Austin Butler earned his star with a breakout performance in Elvis, as did Stephanie Hsu in Everything Everywhere All At Once. (And I’d give a shout-out to Coda actor and Oscar winner Troy Kotsur for inspiring us on multiple levels with his humor and talent.) And while others will decide who wins best director accolades during awards season, James Cameron deserves kudos for creating a technically ambitious film in Avatar: The Way Of Water. It’s also earned more than $1.37 billion globally, putting it within striking distance of being one of the highest-grossing films of all time. Peter Jackson became the third person in history, after Steven Spielberg and George Lucas, to become a billionaire by making movies.
In TV, it was a great year for The White Lotus star Jennifer Coolidge, Stranger Things’ Sadie Sink, Jeremy Allen White of The Bear, and Abbott Elementary creator Quinta Brunson.
The Year of The Worker:
2022 was a year where workers got more leverage. Derrick Palmer and Chris Smalls helped form Amazon’s first labor union–a move that rippled through corporate America. California State Sen. Monique Limón (D) helped lead the charge among legislators around the country in passing pay transparency legislation that will make it easier to spot and address discrimination. Computer scientists Timnit Gebru and Joy Buolamwini showed us that algorithmic bias is real. Facebook whistleblower Frances Haugen has continued to keep pressure on the social media platform and launched a nonprofit. Ditto for photographer Nan Goldin, who made sure the art world didn’t turn a blind eye to the ties between Sackler family donations and overdose deaths.
Josh Wardle sold his pet project Wordle to The New York Times, giving us a daily distraction and hope that our hobbies might one day prove to be profitable, too. Hubspot CEO Yamini Rangan was ranked the top CEO on Comparably’s list though contributor Gene Marks still has some features he’d like her to add.
In terms of other C-Suite leaders to watch, I’d point you to our lists that are compiled through thousands of interviews, submissions, consultations and expert views. Forbes’ 2022 CEO Next list is a snapshot of leaders who are poised to run some of the largest companies in the U.S. If you want to get a closer look at some of them, check out our interviews with leaders like Amazon Devices chief David Limp, Autodesk CTO Raji Arasu, CMS Energy CFO Rejji Hayes, and Walgreens Chief Customer Officer Tracey Brown. Check out CIO Next, Most Influential CMOs and the Forbes Future of Work 50.
The Year Of Sustainability:

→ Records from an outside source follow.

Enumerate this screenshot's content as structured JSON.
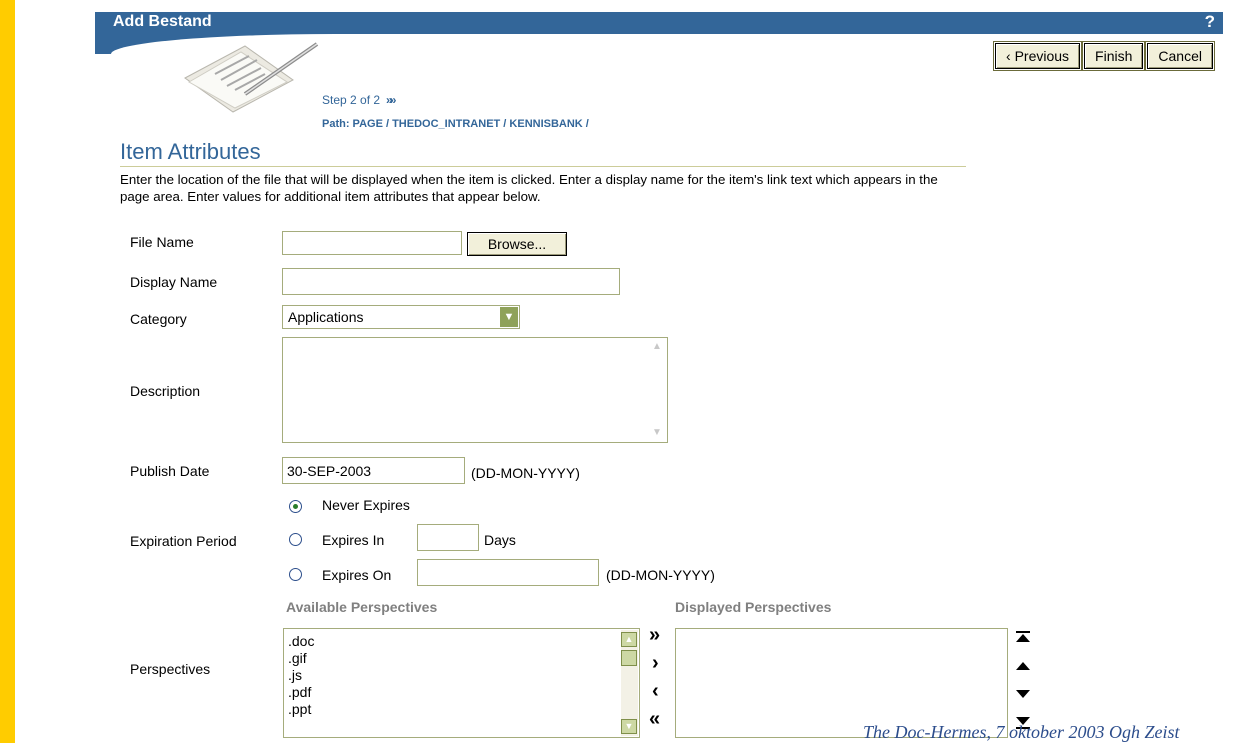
{
  "header": {
    "title": "Add Bestand",
    "help_label": "?"
  },
  "nav": {
    "previous_label": "‹ Previous",
    "finish_label": "Finish",
    "cancel_label": "Cancel"
  },
  "step": {
    "text": "Step 2 of 2",
    "arrows": "»»"
  },
  "path": {
    "text": "Path: PAGE / THEDOC_INTRANET / KENNISBANK /"
  },
  "section": {
    "title": "Item Attributes",
    "instructions": "Enter the location of the file that will be displayed when the item is clicked. Enter a display name for the item's link text which appears in the page area. Enter values for additional item attributes that appear below."
  },
  "form": {
    "file_name": {
      "label": "File Name",
      "value": "",
      "browse_label": "Browse..."
    },
    "display_name": {
      "label": "Display Name",
      "value": ""
    },
    "category": {
      "label": "Category",
      "value": "Applications"
    },
    "description": {
      "label": "Description",
      "value": ""
    },
    "publish_date": {
      "label": "Publish Date",
      "value": "30-SEP-2003",
      "format_hint": "(DD-MON-YYYY)"
    },
    "expiration": {
      "label": "Expiration Period",
      "never_label": "Never Expires",
      "expires_in_label": "Expires In",
      "expires_in_value": "",
      "days_label": "Days",
      "expires_on_label": "Expires On",
      "expires_on_value": "",
      "format_hint": "(DD-MON-YYYY)",
      "selected": "never"
    },
    "perspectives": {
      "label": "Perspectives",
      "available_heading": "Available Perspectives",
      "displayed_heading": "Displayed Perspectives",
      "available": [
        ".doc",
        ".gif",
        ".js",
        ".pdf",
        ".ppt"
      ],
      "displayed": []
    }
  },
  "footer": {
    "text": "The Doc-Hermes, 7 oktober 2003 Ogh Zeist"
  },
  "colors": {
    "frame": "#ffcc00",
    "header": "#336699",
    "accent_green": "#8fa25a"
  }
}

Finally, let’s not forget those leading the fight for the future of our planet, starting the polarizing–and effective–Thunberg. Patagonia founder Yvon Chouinard transferred ownership of his company to a trust to fight climate change–a move he said was prompted in part by being included on Forbes’ billionaires list. I have a lot of time for Probable Futures founder Spencer Glendon. Keep an eye on Indigenous leader Sônia Guajajara, who was elected to Brazil’s Congress in October and was recently named to a key post in President-elect Luiz Inácio Lula da Silva’s new government. There’s too much to do and too many to mention. We’ll do more on our part in 2023 as we build on our Sustainability Leaders franchise and Forbes Impact Lab, created by my colleague Seth Cohen.
Here’s to an impactful 2023.